- 3 servings of whole grains.
- 3 servings of low-fat milk products. Helps maintain bone health and may lower risk of other age-related disorders.
- 5 to 6 ounces of protein-rich foods. Choose lean meats.
Eat salt, sugar and fat in moderation. Choose no-salt or low-sodium foods and avoid adding salt to foods. Limit sugar-sweetened beverages, processed desserts and snack foods. Avoid foods with transfat.
Consider taking a multivitamin, a calcium supplement and a vitamin D supplement. Should only be done after consulting with physician.
People who consume less than 8 ounces of fatty fish weekly should consider taking 1 to 3 grams of fish oil supplements daily.
Source: Department of Foods and Nutrition, University of Georgia
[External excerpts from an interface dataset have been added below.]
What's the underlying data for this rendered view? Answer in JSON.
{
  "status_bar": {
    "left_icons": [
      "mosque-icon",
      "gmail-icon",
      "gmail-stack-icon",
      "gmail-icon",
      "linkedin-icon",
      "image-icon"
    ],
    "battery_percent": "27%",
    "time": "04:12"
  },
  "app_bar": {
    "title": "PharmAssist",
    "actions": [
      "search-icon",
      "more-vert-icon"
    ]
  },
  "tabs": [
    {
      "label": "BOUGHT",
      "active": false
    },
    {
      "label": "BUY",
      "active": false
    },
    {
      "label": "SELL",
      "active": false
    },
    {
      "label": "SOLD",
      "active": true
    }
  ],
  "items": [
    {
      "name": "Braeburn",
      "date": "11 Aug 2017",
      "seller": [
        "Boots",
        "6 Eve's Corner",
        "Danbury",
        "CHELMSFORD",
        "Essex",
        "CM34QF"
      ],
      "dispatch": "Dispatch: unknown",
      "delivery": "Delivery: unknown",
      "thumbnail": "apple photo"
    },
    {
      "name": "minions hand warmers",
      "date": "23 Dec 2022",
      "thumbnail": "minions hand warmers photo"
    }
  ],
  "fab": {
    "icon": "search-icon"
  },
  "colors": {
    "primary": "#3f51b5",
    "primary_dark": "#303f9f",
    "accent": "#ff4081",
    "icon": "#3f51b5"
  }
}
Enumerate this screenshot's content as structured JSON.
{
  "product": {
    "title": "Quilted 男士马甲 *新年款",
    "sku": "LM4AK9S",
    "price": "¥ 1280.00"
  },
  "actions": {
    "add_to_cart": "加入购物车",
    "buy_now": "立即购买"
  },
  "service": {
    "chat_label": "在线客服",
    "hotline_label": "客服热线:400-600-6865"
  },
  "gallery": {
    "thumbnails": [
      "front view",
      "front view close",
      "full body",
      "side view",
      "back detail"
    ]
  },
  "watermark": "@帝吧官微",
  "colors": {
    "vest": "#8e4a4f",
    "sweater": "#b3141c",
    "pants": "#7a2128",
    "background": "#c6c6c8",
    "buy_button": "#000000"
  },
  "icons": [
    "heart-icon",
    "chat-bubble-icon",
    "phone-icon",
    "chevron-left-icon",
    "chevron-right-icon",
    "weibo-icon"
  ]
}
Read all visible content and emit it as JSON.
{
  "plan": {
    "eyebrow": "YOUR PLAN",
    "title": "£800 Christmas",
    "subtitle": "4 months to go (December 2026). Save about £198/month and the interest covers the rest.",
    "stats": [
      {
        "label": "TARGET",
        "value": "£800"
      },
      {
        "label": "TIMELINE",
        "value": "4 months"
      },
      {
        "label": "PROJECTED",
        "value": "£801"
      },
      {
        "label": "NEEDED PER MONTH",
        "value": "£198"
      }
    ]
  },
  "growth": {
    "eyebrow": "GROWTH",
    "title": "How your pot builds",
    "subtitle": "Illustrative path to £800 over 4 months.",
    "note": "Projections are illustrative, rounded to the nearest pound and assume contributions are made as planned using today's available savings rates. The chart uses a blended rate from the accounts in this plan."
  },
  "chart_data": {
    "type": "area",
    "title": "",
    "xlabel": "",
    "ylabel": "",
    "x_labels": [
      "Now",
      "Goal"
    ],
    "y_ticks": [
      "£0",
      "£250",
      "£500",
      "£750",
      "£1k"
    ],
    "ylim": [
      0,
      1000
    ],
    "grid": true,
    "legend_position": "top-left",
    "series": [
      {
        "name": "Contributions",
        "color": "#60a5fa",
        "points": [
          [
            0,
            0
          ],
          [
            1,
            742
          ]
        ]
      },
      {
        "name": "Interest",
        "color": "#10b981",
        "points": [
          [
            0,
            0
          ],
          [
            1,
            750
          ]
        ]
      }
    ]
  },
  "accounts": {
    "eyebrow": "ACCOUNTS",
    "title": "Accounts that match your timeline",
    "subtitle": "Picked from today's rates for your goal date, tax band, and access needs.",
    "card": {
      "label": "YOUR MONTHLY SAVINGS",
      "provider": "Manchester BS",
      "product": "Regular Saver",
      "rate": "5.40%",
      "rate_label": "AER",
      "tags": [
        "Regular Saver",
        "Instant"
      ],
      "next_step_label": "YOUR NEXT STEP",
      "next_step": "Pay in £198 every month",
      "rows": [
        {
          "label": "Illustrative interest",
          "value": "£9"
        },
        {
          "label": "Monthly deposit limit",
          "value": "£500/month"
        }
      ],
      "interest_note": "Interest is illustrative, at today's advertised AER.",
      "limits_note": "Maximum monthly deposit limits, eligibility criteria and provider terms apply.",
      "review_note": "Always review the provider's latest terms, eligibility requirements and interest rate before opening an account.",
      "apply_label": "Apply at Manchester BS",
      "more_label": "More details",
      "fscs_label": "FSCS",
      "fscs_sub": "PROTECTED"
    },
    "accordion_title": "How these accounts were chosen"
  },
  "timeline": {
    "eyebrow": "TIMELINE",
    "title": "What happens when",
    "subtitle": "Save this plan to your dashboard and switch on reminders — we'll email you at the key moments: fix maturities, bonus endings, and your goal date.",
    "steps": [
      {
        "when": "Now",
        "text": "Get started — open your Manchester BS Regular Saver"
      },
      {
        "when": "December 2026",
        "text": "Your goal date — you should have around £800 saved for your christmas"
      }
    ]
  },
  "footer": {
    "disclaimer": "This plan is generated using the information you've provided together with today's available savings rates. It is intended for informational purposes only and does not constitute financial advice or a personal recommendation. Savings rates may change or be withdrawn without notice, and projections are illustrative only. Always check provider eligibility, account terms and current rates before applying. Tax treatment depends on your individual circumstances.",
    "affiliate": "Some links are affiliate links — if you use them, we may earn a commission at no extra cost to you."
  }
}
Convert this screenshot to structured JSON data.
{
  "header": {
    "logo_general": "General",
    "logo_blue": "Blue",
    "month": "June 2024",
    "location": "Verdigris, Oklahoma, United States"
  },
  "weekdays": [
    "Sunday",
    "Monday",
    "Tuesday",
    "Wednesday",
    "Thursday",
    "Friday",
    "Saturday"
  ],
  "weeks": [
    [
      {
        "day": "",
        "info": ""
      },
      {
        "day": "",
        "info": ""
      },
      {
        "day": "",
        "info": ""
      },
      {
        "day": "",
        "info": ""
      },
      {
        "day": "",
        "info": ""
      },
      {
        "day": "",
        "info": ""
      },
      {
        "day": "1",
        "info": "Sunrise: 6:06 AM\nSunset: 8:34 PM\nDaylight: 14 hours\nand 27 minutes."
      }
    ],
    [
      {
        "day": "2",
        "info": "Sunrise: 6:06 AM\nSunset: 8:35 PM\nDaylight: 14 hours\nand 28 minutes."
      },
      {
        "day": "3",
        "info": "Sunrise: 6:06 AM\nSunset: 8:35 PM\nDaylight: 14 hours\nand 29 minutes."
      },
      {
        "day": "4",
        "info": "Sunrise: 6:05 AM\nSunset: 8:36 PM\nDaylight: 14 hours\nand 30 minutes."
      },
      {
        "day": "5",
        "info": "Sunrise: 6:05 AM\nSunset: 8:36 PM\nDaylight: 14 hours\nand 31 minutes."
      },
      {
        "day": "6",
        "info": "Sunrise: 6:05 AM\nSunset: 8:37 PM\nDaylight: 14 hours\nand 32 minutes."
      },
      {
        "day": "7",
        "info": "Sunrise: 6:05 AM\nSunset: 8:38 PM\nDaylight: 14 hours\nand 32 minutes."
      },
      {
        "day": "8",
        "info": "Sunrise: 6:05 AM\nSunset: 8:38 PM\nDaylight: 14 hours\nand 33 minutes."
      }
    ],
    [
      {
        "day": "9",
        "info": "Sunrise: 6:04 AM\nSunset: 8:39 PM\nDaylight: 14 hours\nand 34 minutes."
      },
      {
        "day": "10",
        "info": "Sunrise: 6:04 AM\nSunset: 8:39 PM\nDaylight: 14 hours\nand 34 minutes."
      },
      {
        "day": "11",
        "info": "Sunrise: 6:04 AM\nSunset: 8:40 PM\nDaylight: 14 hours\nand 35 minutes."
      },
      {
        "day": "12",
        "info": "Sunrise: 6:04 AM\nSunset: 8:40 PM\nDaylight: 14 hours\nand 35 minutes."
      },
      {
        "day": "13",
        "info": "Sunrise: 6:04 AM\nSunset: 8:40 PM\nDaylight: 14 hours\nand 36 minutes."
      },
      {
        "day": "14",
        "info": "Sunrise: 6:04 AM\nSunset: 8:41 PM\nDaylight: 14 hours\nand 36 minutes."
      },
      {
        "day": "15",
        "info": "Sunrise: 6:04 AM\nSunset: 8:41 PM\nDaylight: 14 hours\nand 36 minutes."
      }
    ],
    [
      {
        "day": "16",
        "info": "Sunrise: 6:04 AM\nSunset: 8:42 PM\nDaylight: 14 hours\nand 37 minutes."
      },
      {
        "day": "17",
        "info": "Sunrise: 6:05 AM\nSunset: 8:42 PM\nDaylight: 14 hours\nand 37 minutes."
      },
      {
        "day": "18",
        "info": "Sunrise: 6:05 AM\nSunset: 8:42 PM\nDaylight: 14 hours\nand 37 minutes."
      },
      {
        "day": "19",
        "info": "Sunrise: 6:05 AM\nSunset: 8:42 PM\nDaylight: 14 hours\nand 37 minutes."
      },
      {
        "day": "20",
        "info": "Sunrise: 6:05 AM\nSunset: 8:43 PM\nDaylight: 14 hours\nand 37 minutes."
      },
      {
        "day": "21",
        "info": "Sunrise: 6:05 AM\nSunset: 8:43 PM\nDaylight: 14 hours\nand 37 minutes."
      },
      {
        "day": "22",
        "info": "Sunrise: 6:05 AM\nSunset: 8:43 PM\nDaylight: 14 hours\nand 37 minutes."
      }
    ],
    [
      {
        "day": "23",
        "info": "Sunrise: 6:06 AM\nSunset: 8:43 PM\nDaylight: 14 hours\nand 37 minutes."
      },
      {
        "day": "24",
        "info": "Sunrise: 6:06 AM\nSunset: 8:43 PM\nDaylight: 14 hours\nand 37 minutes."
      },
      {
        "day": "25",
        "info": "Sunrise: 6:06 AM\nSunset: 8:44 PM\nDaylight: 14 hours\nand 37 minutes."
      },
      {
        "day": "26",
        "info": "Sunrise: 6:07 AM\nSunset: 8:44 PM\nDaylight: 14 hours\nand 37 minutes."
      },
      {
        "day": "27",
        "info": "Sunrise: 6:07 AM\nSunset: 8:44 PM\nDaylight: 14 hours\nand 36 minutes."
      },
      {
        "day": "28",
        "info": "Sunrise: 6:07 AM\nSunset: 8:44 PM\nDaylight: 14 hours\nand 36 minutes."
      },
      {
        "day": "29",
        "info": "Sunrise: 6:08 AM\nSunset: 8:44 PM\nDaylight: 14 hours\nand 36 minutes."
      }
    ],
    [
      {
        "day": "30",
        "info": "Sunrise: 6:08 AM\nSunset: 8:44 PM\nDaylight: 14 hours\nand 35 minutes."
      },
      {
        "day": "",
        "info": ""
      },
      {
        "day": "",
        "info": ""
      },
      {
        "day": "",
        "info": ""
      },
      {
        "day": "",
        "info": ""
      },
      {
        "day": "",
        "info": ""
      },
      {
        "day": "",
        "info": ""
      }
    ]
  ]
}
To the untrained eye, shelves filled with vitamins and herbal supplements can look more like alphabet soup, with a bunch of numbers tacked on to make them even more confusing.
While supplement pushers often prey on the elderly with feel-good health claims, don’t believe the advertising without doing some investigating yourself, say nutrition experts with the University of Georgia.
Their advice, for seniors especially, is if your doctor didn’t recommend it, don’t take it.
Adding vitamins or herbal supplements to your daily diet could be dangerous if you’re also taking prescription medications, said Cynthia Sweda, UGA Family and Consumer Sciences agent with the Cobb County Extension office.
Sweda tells seniors to eat a healthy diet and follow their doctor’s advice on nutrition supplements. And above all, be completely honest and tell your physician and pharmacist what supplements you are taking on your own, especially when being prescribed new medications.
This is particularly important before having elective surgery to avoid dangerous interactions between supplements and drugs.
For example, ginkgo biloba, an herbal supplement, vitamin E and even a common over-the-counter aspirin, if taken with Coumadin, a prescription blood-thinner, could pose a risk of internal bleeding because each can thin the blood, according to the U.S. Food and Drug Administration.
Another herbal supplement to be wary of is Saint-John’s-wort, which can interfere with drugs for heart disease, depression, seizures and other medications, according to the FDA.
Maintain a diet rich in fresh fruits and vegetables, whole grains, lean protein, low-fat dairy and some nuts, seeds or healthy oils and you probably won’t need to add much more to get the recommended daily amounts of vitamins and minerals, nutritionists advise.
“No matter what age group we are addressing, we always recommend that they get their nutrition primarily from food,” Sweda said.
Sweda’s program assistant Kathy Harper recently spoke to seniors at the Cobb County Wellness Center who were all eager to learn more about vitamins and supplements and what amounts they should be taking.
Harper instead showed them what a “healthy plate” should look like, and gave cautionary advice about anything supplemental.
“Supplements are not regulated, and they won’t be regulated unless somebody gets sick and complains,” Harper told the group. “And we know that when that happens, it’s usually more than one person who has gotten sick.”
Seniors also should be aware of packaged foods with added vitamins, minerals, herbs and amino acids and know how much of the product they’re eating. Eating too much of these fortified processed foods also could affect the body in a negative way, Harper said.
The most common doctor-recommended supplements for seniors are calcium and vitamins D and B-12, which can be taken from a good multivitamin.
It is OK for seniors to exceed the daily value for these nutrients because older people have a high need for them, according to UGA’s Department of Foods and Nutrition.